Well, today was the completion of Day 2 on the job. As many of you are aware, I was laid off from my job as a Linux instructor for Guru Labs last month. There is no doubt in my mind that being a Guru was the best job in the planet, so losing that job has introduced depression into my life. It doesn’t matter the job, but it will always rank second to Guru Labs.
However, let me not put my new job in a bad light. It might be second place, but it’s trailing first by mere inches. However, as with a close friend of mine, I would like to keep this job anonymous. This will give me a little freedom to post topics that are close to my heart, and share stories and experiences without putting my employer in the spotlight, or putting my job at risk. Don’t get me wrong- I’m not going to post sensitive information, or any of that. Rather, I’ll be able to keep my opinions as my opinions, and not those of my employer.
However, with that, I’ll tell you that I am now working as a contractor to do system administration. I am a Red Hat / HPUX / Solaris system administrator. My job duties include those of most standard system administrators- rotating backups, installing new systems, configuring software, writing scripts, adding accounts and so forth. I administer around 35-40 servers for a semi-large development team, a database team and a number of configuration managers. My team is rather small, which encompasses a team lead (my boss), 3 system admins and 2 configuration managers. Today, my task was updating a RHEL 4 box with the latest versions of Python, Apache2 and PostgreSQL to power Trac.

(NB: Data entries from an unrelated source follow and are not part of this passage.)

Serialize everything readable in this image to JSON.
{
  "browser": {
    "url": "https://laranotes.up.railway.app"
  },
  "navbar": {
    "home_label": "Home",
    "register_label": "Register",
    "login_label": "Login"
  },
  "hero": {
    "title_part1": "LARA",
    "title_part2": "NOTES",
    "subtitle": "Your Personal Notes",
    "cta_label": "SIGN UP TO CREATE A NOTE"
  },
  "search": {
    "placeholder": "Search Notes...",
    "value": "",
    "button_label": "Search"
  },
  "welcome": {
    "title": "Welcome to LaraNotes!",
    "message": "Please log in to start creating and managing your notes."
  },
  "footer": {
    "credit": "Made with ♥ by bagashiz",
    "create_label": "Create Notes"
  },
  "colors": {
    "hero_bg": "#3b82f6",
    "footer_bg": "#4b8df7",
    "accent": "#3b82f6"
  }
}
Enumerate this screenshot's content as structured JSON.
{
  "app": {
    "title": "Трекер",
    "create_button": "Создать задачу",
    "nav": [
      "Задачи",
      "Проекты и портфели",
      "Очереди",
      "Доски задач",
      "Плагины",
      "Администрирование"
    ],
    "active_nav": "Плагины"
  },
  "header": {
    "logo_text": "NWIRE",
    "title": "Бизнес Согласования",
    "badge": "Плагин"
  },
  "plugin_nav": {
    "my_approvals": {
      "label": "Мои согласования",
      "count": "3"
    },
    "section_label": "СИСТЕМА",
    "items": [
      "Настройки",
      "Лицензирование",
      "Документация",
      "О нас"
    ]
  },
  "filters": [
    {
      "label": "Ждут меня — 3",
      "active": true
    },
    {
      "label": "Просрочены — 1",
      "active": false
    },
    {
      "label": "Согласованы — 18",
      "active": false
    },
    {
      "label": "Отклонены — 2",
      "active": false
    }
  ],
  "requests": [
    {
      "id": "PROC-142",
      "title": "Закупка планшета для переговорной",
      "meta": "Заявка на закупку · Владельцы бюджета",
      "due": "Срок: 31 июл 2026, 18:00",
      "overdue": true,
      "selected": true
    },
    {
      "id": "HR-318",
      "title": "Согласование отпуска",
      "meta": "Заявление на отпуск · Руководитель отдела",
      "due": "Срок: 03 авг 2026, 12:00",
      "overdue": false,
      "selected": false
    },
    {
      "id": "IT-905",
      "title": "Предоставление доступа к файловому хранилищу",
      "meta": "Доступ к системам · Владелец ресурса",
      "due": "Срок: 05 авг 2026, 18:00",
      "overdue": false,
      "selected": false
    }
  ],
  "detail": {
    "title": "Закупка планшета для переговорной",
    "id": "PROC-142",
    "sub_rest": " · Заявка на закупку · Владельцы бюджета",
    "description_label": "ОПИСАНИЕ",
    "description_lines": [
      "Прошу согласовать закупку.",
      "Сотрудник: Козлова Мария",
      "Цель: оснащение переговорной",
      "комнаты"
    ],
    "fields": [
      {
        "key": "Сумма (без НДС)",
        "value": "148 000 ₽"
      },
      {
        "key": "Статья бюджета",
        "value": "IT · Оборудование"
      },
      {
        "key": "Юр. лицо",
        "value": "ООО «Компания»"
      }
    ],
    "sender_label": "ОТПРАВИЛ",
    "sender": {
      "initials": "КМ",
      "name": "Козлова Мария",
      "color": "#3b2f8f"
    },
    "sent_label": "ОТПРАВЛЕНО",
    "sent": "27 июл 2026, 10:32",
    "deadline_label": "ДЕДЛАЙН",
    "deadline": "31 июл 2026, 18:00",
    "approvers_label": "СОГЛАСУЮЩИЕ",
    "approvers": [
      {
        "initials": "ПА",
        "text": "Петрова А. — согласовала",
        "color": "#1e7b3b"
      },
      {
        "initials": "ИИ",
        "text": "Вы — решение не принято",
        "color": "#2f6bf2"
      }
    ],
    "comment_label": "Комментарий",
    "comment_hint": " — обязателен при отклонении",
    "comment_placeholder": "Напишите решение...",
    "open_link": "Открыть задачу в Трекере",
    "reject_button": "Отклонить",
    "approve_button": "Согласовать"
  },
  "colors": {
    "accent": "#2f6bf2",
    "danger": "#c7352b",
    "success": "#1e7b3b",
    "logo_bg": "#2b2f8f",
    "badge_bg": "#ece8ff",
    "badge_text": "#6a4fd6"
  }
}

With my new job, I’m happy. Very happy. This job seems to be at a reasonable pace, the team is very friendly, and the duties that I’ll be covering are vast. I’ll be able to get my hands dirty in many aspects of administration, such as storage management, networking, databases, installation, configuration, security and other things. Everything I taught to my students as an instructor, I’ll be able to put to practice. Setting up LDAP with Kerberos? Sure. Customizing SELinux policy? You bet! Playing with tape robots? Of course. If the contract stays in play, or the company I’m contracting for picks me up, I could see myself staying there for some time. When a job is fun, it’s hard to let go of the job.